(Beginning of Data for this task)

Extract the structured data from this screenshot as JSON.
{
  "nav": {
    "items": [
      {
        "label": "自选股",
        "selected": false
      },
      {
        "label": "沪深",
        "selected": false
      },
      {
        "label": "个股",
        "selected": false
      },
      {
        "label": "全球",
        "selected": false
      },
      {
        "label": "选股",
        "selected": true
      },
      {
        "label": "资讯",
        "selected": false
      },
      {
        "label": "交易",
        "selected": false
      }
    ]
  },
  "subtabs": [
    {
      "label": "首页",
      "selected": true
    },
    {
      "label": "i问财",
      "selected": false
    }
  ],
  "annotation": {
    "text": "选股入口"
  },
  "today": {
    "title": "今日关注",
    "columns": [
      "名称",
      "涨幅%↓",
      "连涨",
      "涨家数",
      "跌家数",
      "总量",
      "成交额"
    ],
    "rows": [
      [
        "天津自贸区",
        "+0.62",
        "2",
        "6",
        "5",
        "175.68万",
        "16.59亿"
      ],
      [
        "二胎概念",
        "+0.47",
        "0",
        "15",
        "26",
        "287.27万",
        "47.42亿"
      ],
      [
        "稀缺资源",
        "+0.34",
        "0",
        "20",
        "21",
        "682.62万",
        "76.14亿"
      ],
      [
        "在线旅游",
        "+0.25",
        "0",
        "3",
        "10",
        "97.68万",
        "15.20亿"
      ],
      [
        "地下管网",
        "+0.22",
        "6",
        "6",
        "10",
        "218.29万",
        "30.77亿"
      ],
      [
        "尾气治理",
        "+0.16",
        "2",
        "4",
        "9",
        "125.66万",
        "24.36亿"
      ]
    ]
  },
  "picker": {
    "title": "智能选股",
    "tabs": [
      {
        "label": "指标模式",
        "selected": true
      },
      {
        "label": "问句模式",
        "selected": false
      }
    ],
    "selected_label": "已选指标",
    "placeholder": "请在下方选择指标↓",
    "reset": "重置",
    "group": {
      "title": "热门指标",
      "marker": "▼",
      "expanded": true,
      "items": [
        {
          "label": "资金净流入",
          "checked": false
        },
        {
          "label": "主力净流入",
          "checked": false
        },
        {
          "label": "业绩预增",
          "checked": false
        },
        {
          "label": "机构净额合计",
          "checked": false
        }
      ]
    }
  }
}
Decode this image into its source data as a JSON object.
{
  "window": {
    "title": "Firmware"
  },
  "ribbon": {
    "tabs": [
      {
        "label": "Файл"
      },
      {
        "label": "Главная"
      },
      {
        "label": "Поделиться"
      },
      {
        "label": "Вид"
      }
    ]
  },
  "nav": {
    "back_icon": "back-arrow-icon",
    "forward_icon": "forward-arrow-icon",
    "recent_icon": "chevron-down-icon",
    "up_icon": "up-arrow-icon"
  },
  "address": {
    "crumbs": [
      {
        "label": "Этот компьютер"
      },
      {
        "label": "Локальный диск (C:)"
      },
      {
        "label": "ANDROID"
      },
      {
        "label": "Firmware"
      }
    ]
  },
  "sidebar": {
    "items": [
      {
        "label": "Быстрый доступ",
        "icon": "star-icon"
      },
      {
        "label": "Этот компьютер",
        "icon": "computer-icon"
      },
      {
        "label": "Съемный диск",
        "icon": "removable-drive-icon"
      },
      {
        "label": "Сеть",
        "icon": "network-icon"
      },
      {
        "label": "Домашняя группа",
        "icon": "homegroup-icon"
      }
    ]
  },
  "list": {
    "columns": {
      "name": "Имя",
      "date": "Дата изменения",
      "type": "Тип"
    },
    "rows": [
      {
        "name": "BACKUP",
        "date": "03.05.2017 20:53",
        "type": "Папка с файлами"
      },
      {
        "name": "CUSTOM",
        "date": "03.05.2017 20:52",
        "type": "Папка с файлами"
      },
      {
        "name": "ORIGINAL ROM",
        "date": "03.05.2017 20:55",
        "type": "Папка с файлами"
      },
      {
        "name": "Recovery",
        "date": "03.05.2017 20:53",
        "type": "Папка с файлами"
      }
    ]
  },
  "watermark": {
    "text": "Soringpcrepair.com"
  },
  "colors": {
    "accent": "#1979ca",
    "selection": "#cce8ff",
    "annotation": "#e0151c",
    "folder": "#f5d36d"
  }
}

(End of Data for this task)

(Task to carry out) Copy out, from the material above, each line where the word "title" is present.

(Solution to the exercise)
    "title": "今日关注",
    "title": "智能选股",
      "title": "热门指标",
    "title": "Firmware"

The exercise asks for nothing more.